— EXERCISE GOAL —
Scan the entries below for the word "kind", then copy each line that holds it.

— THE DATA —
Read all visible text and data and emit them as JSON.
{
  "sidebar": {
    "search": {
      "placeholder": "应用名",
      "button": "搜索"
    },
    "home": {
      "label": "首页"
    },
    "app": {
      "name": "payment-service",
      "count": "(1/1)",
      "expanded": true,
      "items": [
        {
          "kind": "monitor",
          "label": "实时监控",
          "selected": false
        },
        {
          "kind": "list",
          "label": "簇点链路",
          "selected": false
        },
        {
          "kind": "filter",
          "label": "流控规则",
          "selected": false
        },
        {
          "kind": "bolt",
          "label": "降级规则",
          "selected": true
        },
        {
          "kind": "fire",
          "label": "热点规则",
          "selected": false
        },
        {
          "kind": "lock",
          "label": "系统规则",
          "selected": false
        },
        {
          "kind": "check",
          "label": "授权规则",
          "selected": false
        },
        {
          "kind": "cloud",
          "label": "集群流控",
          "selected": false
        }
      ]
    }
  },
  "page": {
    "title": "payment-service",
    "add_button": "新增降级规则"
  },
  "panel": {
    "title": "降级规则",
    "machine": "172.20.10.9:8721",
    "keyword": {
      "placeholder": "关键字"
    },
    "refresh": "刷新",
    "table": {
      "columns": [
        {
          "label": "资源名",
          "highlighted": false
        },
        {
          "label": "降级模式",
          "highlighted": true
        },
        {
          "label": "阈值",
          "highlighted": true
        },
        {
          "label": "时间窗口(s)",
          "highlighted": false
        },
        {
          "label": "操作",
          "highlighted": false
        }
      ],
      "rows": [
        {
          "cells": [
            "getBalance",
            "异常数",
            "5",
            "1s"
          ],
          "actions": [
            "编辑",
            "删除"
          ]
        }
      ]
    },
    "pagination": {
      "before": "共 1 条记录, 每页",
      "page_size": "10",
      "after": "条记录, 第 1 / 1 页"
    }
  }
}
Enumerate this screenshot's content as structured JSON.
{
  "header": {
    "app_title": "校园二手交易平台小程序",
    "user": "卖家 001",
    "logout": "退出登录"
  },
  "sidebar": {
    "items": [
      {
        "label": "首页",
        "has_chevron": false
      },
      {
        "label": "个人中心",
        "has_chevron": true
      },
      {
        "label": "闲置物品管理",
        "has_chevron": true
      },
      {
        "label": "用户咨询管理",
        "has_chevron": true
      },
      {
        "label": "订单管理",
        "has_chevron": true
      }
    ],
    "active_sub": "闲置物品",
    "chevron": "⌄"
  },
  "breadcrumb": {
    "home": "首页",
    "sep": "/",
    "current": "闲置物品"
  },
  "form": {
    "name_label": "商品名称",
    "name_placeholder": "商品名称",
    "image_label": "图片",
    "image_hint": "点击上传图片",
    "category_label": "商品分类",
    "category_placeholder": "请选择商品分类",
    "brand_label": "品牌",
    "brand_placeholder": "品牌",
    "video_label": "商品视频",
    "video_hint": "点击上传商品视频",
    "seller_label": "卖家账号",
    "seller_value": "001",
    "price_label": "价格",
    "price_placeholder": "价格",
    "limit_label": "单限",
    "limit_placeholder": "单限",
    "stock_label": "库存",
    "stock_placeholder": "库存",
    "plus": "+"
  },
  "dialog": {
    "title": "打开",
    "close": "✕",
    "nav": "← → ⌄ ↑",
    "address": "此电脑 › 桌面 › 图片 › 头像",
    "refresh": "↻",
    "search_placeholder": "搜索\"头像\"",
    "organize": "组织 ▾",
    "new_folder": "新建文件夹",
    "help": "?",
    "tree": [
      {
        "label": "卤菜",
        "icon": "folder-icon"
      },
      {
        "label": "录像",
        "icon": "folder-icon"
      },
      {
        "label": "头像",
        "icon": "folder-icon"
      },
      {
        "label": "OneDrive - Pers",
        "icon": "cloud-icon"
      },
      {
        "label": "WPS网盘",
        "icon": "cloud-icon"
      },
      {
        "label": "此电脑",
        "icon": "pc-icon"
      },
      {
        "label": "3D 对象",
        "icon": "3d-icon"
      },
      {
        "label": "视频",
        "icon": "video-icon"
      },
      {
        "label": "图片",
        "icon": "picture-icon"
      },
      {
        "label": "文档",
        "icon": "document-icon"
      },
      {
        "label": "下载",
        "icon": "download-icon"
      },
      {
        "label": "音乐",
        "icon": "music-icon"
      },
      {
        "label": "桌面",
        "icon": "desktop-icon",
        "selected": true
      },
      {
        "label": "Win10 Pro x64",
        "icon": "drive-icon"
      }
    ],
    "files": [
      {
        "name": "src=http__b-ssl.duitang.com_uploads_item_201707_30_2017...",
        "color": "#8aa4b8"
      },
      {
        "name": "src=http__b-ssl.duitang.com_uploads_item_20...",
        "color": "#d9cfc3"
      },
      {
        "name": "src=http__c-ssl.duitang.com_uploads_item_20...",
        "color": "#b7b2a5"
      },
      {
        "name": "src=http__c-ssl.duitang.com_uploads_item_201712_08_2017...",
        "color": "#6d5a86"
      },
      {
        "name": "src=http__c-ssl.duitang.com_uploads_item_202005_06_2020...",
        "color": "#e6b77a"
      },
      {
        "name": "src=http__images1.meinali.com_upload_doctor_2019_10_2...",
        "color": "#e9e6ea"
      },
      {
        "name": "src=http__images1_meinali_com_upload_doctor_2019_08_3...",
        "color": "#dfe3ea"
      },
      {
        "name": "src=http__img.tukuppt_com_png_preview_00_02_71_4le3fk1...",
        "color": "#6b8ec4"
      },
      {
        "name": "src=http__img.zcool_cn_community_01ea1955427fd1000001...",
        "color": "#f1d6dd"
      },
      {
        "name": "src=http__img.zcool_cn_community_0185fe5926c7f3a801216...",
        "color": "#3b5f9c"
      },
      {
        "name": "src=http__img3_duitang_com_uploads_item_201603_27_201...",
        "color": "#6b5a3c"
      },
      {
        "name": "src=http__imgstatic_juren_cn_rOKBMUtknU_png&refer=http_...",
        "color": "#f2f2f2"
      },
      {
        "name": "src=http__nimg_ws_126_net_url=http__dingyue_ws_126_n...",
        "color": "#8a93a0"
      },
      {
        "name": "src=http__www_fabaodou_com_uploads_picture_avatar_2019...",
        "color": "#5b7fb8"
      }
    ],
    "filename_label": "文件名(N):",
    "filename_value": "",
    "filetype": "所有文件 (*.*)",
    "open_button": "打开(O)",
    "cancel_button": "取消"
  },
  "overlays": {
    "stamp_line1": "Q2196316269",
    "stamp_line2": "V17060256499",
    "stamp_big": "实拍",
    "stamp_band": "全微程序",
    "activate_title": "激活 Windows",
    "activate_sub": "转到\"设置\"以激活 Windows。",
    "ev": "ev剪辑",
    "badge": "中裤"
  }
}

— THE ANSWER —
          "kind": "monitor",
          "kind": "list",
          "kind": "filter",
          "kind": "bolt",
          "kind": "fire",
          "kind": "lock",
          "kind": "check",
          "kind": "cloud",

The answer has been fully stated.